According to a recent study from the Ministry of Finance, inflation may reach 9% as a result of monetary expansion and a surge in international commodity prices, and the current account deficit may continue above $500 million in August.
The monthly economic outlook report for the month of August also anticipated about $5.5 billion in imports in August, which has been a significant factor for the current account deficit expanding once more.
According to a study issued by the finance ministry’s economic advisory branch, year-on-year inflation is anticipated to range between 7.6 percent and 9.2 percent in August.
It went on to say that Pakistan’s inflation rate is primarily influenced by current and previous fiscal and monetary policies, international commodity prices, the US dollar exchange rate, seasonal variables, and economic agents’ predictions about how these indicators would evolve in the future.
In July 2021, the rate of inflation was 8.4 percent.
One of the main difficulties identified in the recently released three-year economic growth strategy is a “acceptable level of inflation.”
According to Dr. Ashfaque Hasan Khan, former adviser Ministry of Finance, an inflation rate of approximately 7% is reasonable for a nation like Pakistan.
According to the finance ministry data, the money supply increased by Rs3.4 trillion during the previous fiscal year, representing a 16.2 percent increase over the previous year. It went on to say that a rise in international commodity prices can put pressure on both domestic inflation and the balance of payments.
According to the government, the trade imbalance in goods and services is anticipated to stabilise at around $3 billion in August. The current account deficit is projected to remain manageable, based on a monthly average of $2.5 billion in remittances and other secondary and primary revenue flows.

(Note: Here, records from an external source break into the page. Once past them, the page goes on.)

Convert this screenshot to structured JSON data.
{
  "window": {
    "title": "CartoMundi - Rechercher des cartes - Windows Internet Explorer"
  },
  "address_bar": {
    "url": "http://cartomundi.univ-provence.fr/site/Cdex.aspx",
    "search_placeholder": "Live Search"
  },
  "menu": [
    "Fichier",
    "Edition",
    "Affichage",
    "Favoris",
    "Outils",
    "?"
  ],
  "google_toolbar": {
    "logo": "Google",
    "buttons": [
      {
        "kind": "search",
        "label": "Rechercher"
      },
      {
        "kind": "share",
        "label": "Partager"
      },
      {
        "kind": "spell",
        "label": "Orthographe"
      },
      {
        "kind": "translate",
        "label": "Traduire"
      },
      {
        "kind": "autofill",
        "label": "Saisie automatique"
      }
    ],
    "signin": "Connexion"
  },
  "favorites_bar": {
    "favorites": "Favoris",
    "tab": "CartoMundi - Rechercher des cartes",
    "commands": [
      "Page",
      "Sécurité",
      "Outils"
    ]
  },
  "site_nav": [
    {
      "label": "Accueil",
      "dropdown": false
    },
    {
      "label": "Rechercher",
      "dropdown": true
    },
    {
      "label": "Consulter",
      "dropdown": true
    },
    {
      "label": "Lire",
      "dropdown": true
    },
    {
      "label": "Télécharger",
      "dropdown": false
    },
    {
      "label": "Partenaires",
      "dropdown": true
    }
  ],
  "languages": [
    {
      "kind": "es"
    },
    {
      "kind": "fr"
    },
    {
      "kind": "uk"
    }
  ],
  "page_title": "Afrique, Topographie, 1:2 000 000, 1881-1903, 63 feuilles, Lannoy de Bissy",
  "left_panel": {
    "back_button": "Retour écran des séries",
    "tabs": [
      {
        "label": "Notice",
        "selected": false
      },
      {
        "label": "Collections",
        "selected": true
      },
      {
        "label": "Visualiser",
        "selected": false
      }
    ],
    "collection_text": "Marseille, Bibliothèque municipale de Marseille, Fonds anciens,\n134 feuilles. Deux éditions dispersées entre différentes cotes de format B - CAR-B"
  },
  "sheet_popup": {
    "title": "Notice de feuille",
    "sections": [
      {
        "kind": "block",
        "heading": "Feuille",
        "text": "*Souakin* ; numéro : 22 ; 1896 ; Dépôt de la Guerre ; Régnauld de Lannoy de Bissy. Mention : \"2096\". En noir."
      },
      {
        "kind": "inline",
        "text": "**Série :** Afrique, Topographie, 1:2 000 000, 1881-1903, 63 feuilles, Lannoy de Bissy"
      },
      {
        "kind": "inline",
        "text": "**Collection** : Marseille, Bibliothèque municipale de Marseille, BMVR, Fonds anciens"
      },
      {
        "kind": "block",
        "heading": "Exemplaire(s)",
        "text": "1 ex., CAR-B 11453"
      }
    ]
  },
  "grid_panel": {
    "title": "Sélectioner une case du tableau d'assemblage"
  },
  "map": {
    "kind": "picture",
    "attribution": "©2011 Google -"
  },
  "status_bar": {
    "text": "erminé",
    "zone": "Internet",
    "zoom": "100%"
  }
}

According to the Ministry of Finance, imports of goods and services would be around $6 billion this month, which suggests $5.5 billion in commodity imports. As a result, the current account deficit would stand at modest monthly levels of approximately $500 million this month, according to the ministry.
In July, the current account deficit was $773 million (or 2.8 percent of GDP), compared to a surplus of $583 million the previous year.
The central bank predicts a current account deficit of up to $9.5 billion in this fiscal year, compared to the Ministry of Finance’s forecast of $13 billion.
According to the finance ministry, the current account deficit worsened due to increased imports of energy and non-energy goods, as well as a rising trend in global prices for oil, Covid-19 vaccines, food, and metals.
On the one hand, global economic recovery, particularly in Pakistan’s key trade partners, is a positive indication for export growth and worker remittances. However, rising international commodity prices pose a negative risk in terms of high import values and increasing inflationary pressures in Pakistan, according to the report.